Wednesday, March 22, 2006
Kitchen Gorilla's First "One Man"
It's amazing how sometimes a thing that isn't a huge deal for one person is earth-shatteringly important for another. That thought was on my mind Monday night as I watched The Kitchen Gorilla perform their first-ever one-band-only gig.
In Japan, the first show a band does alone (without other bands playing on the same set) is a major event, a rite of passage and a milestone showing that a group has gotten big enough that it can fill a rock club with its own fans. Bands put in a giant effort to make sure the gig goes well, and no true fan would think of missing it. And indeed, it was crowded at the Yoyogi Zher The Zoo, the site of Kitchen Gorilla's first "one-man show" (as it's called here).

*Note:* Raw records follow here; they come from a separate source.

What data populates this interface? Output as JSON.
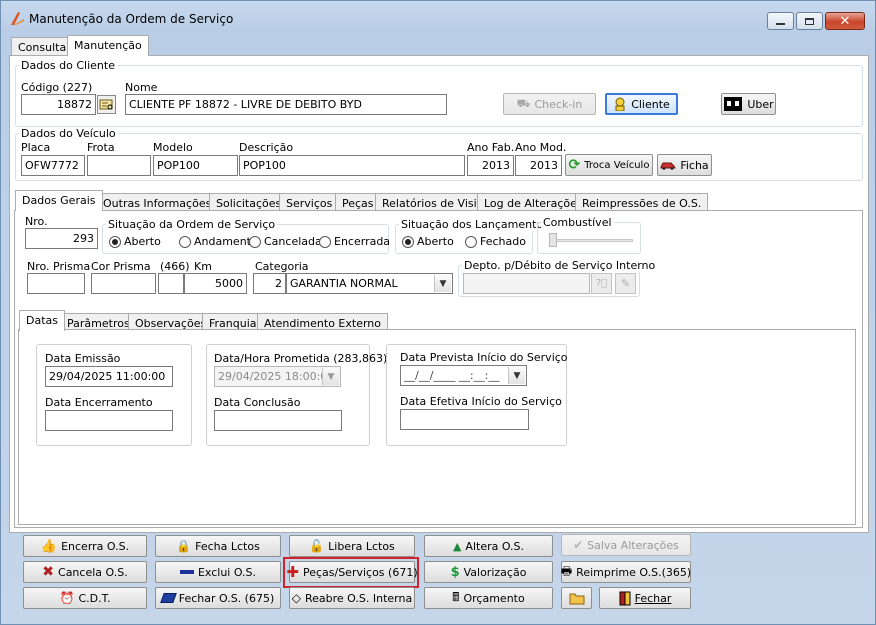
{
  "window": {
    "title": "Manutenção da Ordem de Serviço"
  },
  "top_tabs": [
    "Consulta",
    "Manutenção"
  ],
  "cliente": {
    "group": "Dados do Cliente",
    "codigo_label": "Código (227)",
    "codigo": "18872",
    "nome_label": "Nome",
    "nome": "CLIENTE PF 18872 - LIVRE DE DEBITO BYD",
    "checkin": "Check-in",
    "cliente_btn": "Cliente",
    "uber_btn": "Uber"
  },
  "veiculo": {
    "group": "Dados do Veículo",
    "placa_label": "Placa",
    "placa": "OFW7772",
    "frota_label": "Frota",
    "frota": "",
    "modelo_label": "Modelo",
    "modelo": "POP100",
    "descricao_label": "Descrição",
    "descricao": "POP100",
    "anofab_label": "Ano Fab.",
    "anofab": "2013",
    "anomod_label": "Ano Mod.",
    "anomod": "2013",
    "troca_btn": "Troca Veículo",
    "ficha_btn": "Ficha"
  },
  "main_tabs": [
    "Dados Gerais",
    "Outras Informações",
    "Solicitações",
    "Serviços",
    "Peças",
    "Relatórios de Visita",
    "Log de Alterações",
    "Reimpressões de O.S."
  ],
  "gerais": {
    "nro_label": "Nro.",
    "nro": "293",
    "situacao_group": "Situação da Ordem de Serviço",
    "situacao_options": [
      "Aberto",
      "Andamento",
      "Cancelada",
      "Encerrada"
    ],
    "situacao_selected": "Aberto",
    "lanc_group": "Situação dos Lançamentos",
    "lanc_options": [
      "Aberto",
      "Fechado"
    ],
    "lanc_selected": "Aberto",
    "combustivel_group": "Combustível",
    "nro_prisma_label": "Nro. Prisma",
    "nro_prisma": "",
    "cor_prisma_label": "Cor Prisma",
    "cor_prisma": "",
    "km_code_label": "(466)",
    "km_label": "Km",
    "km": "5000",
    "categoria_label": "Categoria",
    "categoria_code": "2",
    "categoria": "GARANTIA NORMAL",
    "depto_group": "Depto. p/Débito de Serviço Interno"
  },
  "sub_tabs": [
    "Datas",
    "Parâmetros",
    "Observações",
    "Franquia",
    "Atendimento Externo"
  ],
  "datas": {
    "emissao_label": "Data Emissão",
    "emissao": "29/04/2025 11:00:00",
    "encerramento_label": "Data Encerramento",
    "encerramento": "",
    "prometida_label": "Data/Hora Prometida (283,863)",
    "prometida": "29/04/2025 18:00:00",
    "conclusao_label": "Data Conclusão",
    "conclusao": "",
    "prev_inicio_label": "Data Prevista Início do Serviço",
    "prev_inicio": "__/__/____ __:__:__",
    "efet_inicio_label": "Data Efetiva Início do Serviço",
    "efet_inicio": ""
  },
  "actions": {
    "encerra": "Encerra O.S.",
    "fecha_lctos": "Fecha Lctos",
    "libera_lctos": "Libera Lctos",
    "altera": "Altera O.S.",
    "salva": "Salva Alterações",
    "cancela": "Cancela O.S.",
    "exclui": "Exclui O.S.",
    "pecas_servicos": "Peças/Serviços (671)",
    "valorizacao": "Valorização",
    "reimprime": "Reimprime O.S.(365)",
    "cdt": "C.D.T.",
    "fechar_os": "Fechar O.S. (675)",
    "reabre": "Reabre O.S. Interna",
    "orcamento": "Orçamento",
    "fechar": "Fechar"
  },
  "colors": {
    "highlight": "#d2232a",
    "accent": "#3a7bd5"
  }
}
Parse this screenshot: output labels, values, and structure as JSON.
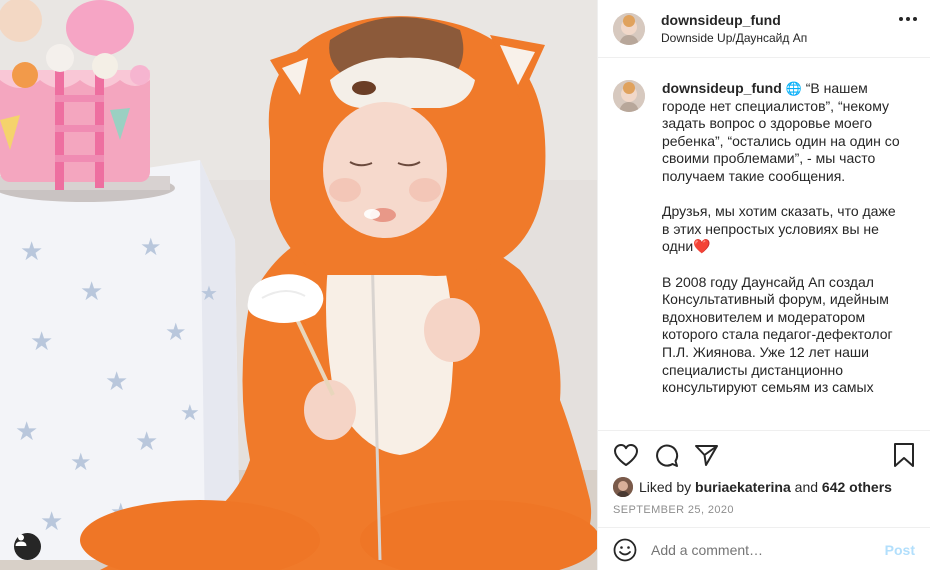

Some of those in the audience were moms and other family of band members, and the event itself reminded me a bit of a graduation ceremony: when the band talked between songs, there were the thanks and future promises of a valedictorian speech (though, maybe one for Rock 'n' Roll High School...). Outside of the club was a bouquet of flowers from Kitchen Gorilla's management agency. And the band itself was visibly nervous because of their desire to pull the show off perfectly.
I don't have enough experience hanging out with bands back home in the U.S. or elsewhere to know for sure, but it doesn't seem to me that the first solo show of, say, an American band is quite as momentous an occasion as it is for a Japanese group. Sure, it's a big deal and a nice thing, but it's not something for which you do visualization exercises the days before the actual event, is it (Kitchen Gorilla singer Kayo said she did)?
Maybe it's the Japanese love for rituals and formalities that results in the first one-man show being so important here. What was strange to me, though, was that Kitchen Gorilla was super-nervous during the gig, even though, for once, they must have known that everyone in the audience was fans or friends or family, who love them. Part of it was probably that they had to play an hour and a half or two hours, when they are more used to six-song, half-an-hour sets, and they were worried whether they might mess up. But even so, this is a great live band that has really knocked me out with their performances in the past, and I don't think just fear of failure explains it. Rather, I think it's that the band built a giant mental edifice out of the fact that This Is Our First One Man, and that weighed on them.
All of which isn't to say that they weren't good. It was, actually, a nice show, and an emotional one. But it seemed like somewhere, they were holding back a bit, until about the various last songs they did for encore, when they went all out.
As part of the One Man festivities, vocalist Kayo passed out a booklet detailing her thoughts on all the songs they did that night, and the band also handed out a CD-R containing a new song. Called "Fallin', Fallin'", it was a typical Kitchen Gorilla tune, simple but catchy, Kayo's squeaky, syrupy voice bringing to life the emotions of the love song. I've listened to it over and over since receiving it.
By the way, it really is frustrating that I've been writing a lot about this pop punk trio recently, but there aren't many ways for readers outside of Japan to actually listen to their music, because the band doesn't have sample MP3's on their website or have a MySpace page. If reading my descriptions makes you so interested in Kitchen Gorilla that it keeps you up at night (...yeah, right), send me an e-mail...I'll try to arrange something.